Consumer perspectives of pork and pork production are the central focus of the National Pork Board's proposed 2011 budget that will be debated next week in Des Moines. More than 50 pork producers will gather from across the country to help guide the investment of NPB’s pork checkoff dollars into consumer information, research, and producer education programs. The programs are designed to help pork producers provide consumers with safe, affordable, quality pork products.
The board's planning and budgeting process began earlier this summer when producer-led committees identified action steps for achieving the board's new five-year strategic plan. These objectives fall under one of three major goals:
- Refresh and reposition pork's image to increase domestic and international consumer demand.
- Protect the rights and ability of U.S. farmers to produce pork in a socially-responsible and cost-competitive manner.
- Pursue strategies to enable U.S. pork producers to remain highly competitive, long term, on a global basis.
Next week's plan of work budget meeting includes producers from 25 states who represent the diversity of today's pork industry. Producers attending the meeting will review $54 million in requests to create a balanced FY 2011 budget of approximately $46 million.
Among the requests are major proposals to create new excitement for pork in the consumer marketplace and to help consumers better understand and appreciate modern agriculture. Additional proposals advance the work of the pork industry's "We Care" initiative and fund research that can address significant social, economic and production concerns facing the pork industry.
Two task forces established under NPB's strategic plan will present recommendations to the Board on enhancing producer input into the board's programming decisions and strengthening state pork producer organizations.
The board will also:
- Preview recommendations for a new policy handbook that will strengthen the governance of the board,
- Evaluate the need for a study tour examining how regulatory changes in the European Union might impact future U.S. production.
- Review progress on:
- A national Swine Influenza Virus Surveillance program.
- New consumer market research.
- A plan to create a model to help producers manage air emissions.

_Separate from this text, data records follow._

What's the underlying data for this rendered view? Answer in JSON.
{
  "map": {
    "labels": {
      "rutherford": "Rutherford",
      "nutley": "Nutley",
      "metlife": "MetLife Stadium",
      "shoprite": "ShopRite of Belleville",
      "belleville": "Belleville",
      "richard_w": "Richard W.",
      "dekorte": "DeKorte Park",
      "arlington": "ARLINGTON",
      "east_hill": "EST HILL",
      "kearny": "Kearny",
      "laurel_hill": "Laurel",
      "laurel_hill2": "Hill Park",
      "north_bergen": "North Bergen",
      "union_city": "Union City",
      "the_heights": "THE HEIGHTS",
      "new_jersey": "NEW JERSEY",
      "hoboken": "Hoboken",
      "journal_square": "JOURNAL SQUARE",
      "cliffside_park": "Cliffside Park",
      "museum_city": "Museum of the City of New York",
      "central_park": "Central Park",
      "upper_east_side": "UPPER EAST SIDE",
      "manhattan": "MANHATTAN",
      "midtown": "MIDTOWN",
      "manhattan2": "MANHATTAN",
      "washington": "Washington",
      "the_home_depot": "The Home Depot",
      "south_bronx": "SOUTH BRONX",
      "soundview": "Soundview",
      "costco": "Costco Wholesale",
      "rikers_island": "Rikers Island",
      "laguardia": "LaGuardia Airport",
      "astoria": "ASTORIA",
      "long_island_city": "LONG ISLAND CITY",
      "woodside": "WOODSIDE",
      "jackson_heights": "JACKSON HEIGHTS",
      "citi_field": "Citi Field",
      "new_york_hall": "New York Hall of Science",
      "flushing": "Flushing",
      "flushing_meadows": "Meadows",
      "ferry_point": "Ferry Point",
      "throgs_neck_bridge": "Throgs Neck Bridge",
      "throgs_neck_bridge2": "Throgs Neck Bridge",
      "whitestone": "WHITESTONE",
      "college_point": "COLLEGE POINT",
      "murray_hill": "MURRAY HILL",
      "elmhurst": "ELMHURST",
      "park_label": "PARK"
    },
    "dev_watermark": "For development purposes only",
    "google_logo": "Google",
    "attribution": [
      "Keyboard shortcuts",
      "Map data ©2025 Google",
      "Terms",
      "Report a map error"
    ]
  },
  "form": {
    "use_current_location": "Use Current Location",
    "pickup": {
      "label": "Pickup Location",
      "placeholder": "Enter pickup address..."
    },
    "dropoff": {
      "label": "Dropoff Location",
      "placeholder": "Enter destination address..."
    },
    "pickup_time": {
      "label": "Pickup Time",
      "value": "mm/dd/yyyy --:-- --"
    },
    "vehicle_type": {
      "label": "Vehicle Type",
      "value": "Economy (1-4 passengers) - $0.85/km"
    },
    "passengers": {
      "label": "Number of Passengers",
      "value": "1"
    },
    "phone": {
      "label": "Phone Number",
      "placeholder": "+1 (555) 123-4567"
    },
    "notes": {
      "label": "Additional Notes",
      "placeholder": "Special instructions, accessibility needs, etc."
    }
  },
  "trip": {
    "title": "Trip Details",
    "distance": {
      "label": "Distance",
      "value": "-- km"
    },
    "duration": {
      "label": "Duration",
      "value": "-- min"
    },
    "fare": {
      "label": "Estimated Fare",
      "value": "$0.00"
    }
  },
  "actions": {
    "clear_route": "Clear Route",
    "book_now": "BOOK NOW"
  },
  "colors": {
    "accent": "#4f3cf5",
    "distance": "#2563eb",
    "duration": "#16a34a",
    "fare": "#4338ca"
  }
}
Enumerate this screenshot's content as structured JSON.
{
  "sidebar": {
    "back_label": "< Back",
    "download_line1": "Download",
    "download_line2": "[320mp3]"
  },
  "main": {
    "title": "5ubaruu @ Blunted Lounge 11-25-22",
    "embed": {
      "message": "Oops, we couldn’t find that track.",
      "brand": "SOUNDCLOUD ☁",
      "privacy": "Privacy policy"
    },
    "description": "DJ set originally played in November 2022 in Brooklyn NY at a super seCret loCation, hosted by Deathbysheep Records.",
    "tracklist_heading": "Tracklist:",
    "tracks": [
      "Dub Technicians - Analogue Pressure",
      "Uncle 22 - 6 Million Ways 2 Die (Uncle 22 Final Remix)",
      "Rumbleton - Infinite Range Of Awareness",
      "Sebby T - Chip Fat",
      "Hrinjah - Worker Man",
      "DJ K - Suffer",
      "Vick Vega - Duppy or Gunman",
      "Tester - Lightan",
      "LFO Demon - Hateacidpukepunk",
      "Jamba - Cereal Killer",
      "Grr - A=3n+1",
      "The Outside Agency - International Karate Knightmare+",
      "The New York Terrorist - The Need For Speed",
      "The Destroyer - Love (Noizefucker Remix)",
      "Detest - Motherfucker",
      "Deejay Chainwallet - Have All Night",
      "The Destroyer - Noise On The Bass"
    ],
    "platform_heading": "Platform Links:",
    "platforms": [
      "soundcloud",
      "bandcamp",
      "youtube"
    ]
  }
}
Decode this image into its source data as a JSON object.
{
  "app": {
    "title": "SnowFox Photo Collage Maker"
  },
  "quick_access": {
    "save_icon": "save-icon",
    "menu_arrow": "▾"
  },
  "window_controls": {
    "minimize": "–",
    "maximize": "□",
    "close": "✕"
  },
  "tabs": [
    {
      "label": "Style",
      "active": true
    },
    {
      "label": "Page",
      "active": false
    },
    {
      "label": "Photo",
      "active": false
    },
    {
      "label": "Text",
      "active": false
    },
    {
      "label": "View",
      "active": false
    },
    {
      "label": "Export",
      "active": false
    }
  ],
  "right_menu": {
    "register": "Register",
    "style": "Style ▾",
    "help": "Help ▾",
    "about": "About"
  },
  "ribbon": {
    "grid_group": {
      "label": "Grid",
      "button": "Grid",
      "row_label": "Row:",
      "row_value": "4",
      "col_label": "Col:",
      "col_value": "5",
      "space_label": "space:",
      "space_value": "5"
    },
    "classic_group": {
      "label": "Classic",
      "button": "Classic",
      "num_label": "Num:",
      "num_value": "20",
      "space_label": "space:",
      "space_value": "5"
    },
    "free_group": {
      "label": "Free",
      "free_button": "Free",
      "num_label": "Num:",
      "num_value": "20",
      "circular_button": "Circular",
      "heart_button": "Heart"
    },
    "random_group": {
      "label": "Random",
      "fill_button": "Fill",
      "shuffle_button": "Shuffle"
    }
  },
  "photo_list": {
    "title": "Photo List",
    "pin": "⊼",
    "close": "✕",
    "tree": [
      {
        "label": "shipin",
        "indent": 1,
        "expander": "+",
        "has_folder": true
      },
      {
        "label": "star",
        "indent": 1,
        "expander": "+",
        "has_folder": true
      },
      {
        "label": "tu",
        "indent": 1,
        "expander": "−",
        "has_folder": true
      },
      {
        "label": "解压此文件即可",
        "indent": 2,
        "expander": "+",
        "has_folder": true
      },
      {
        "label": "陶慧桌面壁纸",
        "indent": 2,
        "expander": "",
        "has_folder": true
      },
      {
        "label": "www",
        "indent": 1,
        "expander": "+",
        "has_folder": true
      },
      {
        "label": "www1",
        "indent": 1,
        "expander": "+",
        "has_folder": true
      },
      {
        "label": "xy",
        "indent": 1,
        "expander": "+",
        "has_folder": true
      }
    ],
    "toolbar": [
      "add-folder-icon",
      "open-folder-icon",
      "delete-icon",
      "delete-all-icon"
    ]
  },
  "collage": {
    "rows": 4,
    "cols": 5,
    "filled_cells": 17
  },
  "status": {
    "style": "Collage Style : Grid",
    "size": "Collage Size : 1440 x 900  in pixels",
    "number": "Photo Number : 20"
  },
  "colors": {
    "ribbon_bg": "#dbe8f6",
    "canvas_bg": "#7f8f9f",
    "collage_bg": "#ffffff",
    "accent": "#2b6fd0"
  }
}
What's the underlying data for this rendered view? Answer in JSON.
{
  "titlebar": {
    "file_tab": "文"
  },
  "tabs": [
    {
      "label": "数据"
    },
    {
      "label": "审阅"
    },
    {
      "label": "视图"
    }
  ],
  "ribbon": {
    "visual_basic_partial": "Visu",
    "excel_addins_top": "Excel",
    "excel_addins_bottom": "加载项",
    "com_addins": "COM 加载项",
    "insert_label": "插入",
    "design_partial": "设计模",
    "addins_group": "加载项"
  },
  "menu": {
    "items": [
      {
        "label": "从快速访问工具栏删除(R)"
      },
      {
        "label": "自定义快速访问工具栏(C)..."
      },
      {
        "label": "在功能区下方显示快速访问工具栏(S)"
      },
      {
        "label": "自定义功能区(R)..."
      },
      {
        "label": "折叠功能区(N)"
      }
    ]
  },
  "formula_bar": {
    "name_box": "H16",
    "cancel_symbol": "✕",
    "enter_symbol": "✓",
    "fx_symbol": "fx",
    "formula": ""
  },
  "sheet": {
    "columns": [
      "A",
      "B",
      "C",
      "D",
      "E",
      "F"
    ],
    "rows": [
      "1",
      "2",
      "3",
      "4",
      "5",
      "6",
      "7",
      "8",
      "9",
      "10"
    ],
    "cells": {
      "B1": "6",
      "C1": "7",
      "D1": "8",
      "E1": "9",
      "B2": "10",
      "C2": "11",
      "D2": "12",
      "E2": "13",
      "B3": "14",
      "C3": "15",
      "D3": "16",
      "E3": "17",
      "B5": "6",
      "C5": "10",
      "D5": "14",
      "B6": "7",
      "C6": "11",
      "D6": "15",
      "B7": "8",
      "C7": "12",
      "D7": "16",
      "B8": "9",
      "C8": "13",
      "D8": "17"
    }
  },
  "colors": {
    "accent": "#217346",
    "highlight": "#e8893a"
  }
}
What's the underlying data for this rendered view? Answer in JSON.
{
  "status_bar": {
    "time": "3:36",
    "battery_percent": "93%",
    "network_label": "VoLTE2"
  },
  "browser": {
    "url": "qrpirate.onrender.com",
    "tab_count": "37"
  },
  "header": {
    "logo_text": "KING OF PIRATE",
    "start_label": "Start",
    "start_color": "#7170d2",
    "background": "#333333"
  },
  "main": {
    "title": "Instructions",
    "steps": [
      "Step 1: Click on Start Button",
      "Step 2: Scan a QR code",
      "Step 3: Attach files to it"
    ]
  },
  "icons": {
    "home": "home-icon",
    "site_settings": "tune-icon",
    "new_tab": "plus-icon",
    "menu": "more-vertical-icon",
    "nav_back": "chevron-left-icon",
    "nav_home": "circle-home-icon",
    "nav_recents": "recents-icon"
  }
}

Meetings of the National Pork Board are open to the public. Those wishing to attend are asked to contact Lorraine Garner, firstname.lastname@example.org, (515) 223-2600.